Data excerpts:

==========

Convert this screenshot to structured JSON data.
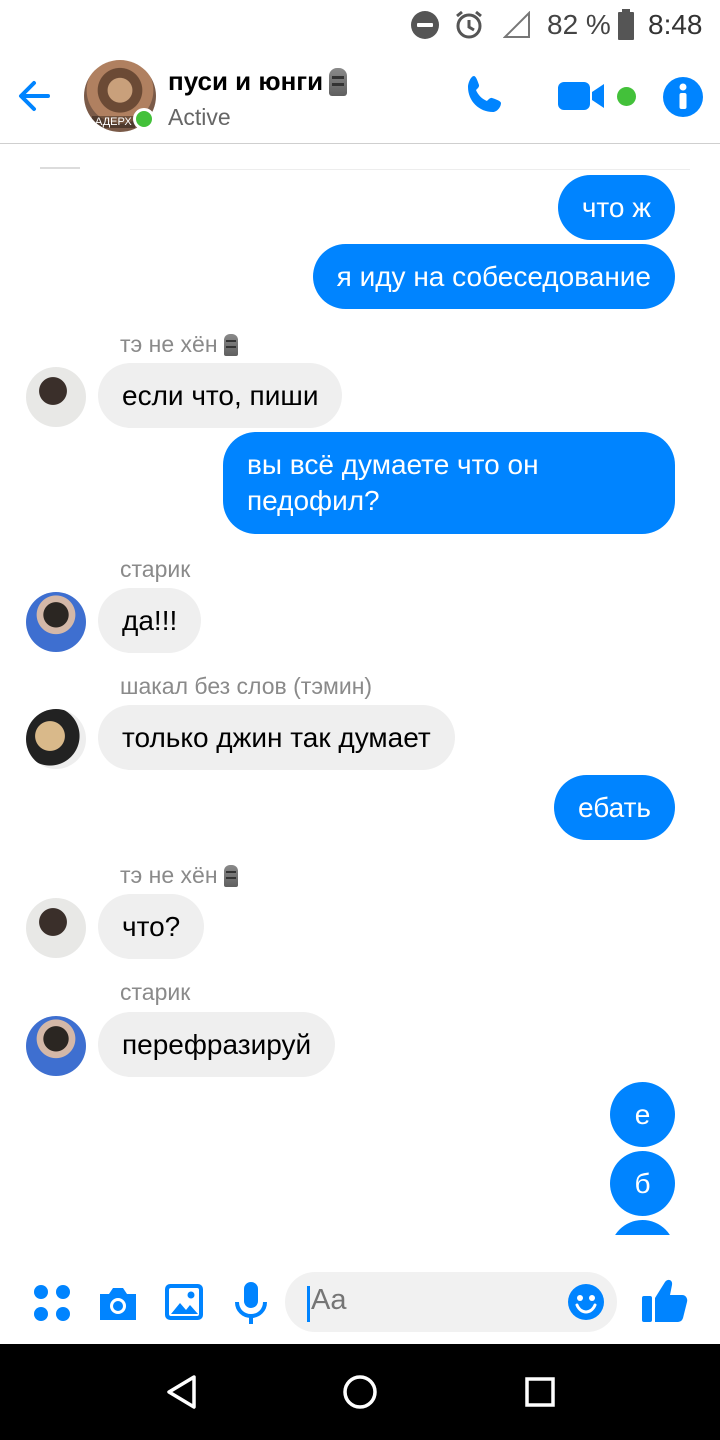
{
  "status_bar": {
    "battery_percent": "82 %",
    "time": "8:48"
  },
  "header": {
    "title": "пуси и юнги",
    "status": "Active",
    "avatar_tag": "АДЕРХ",
    "icons": [
      "back-arrow-icon",
      "phone-icon",
      "video-camera-icon",
      "info-icon"
    ],
    "accent_color": "#0084ff",
    "online_color": "#43c13a"
  },
  "messages": [
    {
      "type": "out",
      "text": "что ж"
    },
    {
      "type": "out",
      "text": "я иду на собеседование"
    },
    {
      "type": "sender",
      "name": "тэ не хён"
    },
    {
      "type": "in",
      "text": "если что, пиши"
    },
    {
      "type": "out",
      "text": "вы всё думаете что он педофил?"
    },
    {
      "type": "sender",
      "name": "старик"
    },
    {
      "type": "in",
      "text": "да!!!"
    },
    {
      "type": "sender",
      "name": "шакал без слов (тэмин)"
    },
    {
      "type": "in",
      "text": "только джин так думает"
    },
    {
      "type": "out",
      "text": "ебать"
    },
    {
      "type": "sender",
      "name": "тэ не хён"
    },
    {
      "type": "in",
      "text": "что?"
    },
    {
      "type": "sender",
      "name": "старик"
    },
    {
      "type": "in",
      "text": "перефразируй"
    },
    {
      "type": "out",
      "text": "е"
    },
    {
      "type": "out",
      "text": "б"
    }
  ],
  "input_bar": {
    "placeholder": "Aa",
    "icons": [
      "apps-grid-icon",
      "camera-icon",
      "gallery-icon",
      "microphone-icon",
      "emoji-icon",
      "thumbs-up-icon"
    ]
  },
  "nav_bar": {
    "icons": [
      "nav-back-icon",
      "nav-home-icon",
      "nav-recents-icon"
    ]
  }
}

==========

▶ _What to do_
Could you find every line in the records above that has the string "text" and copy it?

▶ _Finished task_
      "text": "что ж"
      "text": "я иду на собеседование"
      "text": "если что, пиши"
      "text": "вы всё думаете что он педофил?"
      "text": "да!!!"
      "text": "только джин так думает"
      "text": "ебать"
      "text": "что?"
      "text": "перефразируй"
      "text": "е"
      "text": "б"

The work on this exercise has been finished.